The final big moment of the night also proved to be an emotional one when Mary J. Blige presented the top film prize. Though she carried an envelope, opened it and announced the correct winner (unlike the Oscars), Blige left no one guessing when she professed her love for Barry Jenkins' Moonlight before even announcing the only other nominated film, Star Trek Beyond.
Accepting on behalf of the A24 release were co-writer Tarell McCraney, actor Trevante Rhodes and producer Jeremy Kleiner. McCraney, who wrote the story on which the best picture Oscar winner is based, handled the speech and reminded the audience that he had won a GLAAD Award in 2010 for his play Wig Out. "I didn’t know if I would be here again," he explained. "My hope was that I would be here standing because I told, finally, my story. That would’ve meant that I would had to get brave. That would mean that I would’ve had to have found the right allies, the right family, and it would have to come welling out of us, all together, and you would see broken, scared, black, sometimes gay, oftentimes queer, always Tarell standing in front of you."
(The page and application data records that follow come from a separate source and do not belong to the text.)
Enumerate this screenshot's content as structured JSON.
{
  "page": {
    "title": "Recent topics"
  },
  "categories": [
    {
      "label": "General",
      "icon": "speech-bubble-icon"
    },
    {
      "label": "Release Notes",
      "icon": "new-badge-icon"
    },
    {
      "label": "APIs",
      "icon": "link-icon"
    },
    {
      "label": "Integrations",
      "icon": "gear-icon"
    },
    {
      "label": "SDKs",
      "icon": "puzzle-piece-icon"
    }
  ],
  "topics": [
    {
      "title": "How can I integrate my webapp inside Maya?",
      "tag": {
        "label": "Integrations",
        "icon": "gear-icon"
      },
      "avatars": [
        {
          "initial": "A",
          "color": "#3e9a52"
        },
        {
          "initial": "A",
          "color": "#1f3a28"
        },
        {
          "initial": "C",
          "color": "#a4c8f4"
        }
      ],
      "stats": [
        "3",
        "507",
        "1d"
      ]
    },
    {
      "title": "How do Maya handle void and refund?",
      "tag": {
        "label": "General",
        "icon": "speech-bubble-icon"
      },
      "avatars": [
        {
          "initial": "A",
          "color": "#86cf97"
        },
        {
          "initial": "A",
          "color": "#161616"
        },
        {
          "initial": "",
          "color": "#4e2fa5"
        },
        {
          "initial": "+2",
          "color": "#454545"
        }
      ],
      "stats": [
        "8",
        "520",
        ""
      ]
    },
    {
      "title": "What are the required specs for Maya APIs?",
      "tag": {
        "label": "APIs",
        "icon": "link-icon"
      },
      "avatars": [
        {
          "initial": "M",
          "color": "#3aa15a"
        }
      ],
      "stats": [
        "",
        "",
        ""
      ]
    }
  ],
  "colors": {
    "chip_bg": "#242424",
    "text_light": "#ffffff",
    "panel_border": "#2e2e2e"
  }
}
He then offered a glimpse into the future, a day when he might be standing on the GLAAD stage another time but not without strong women in front of him leading the way.
"If I ever win a GLAAD Award again, I would hope to say that I wish like hell that we had started to treat women better," said McCraney. "Women, particularly women of color, stand for us in a way that we don’t know how to stand for ourselves. If I ever win a GLAAD Award again, it's because I finally got enough sense to stand behind those women, assigned and trans, black and brown, and follow them into victory. ... We won for Moonlight today, how are we going to win tomorrow?"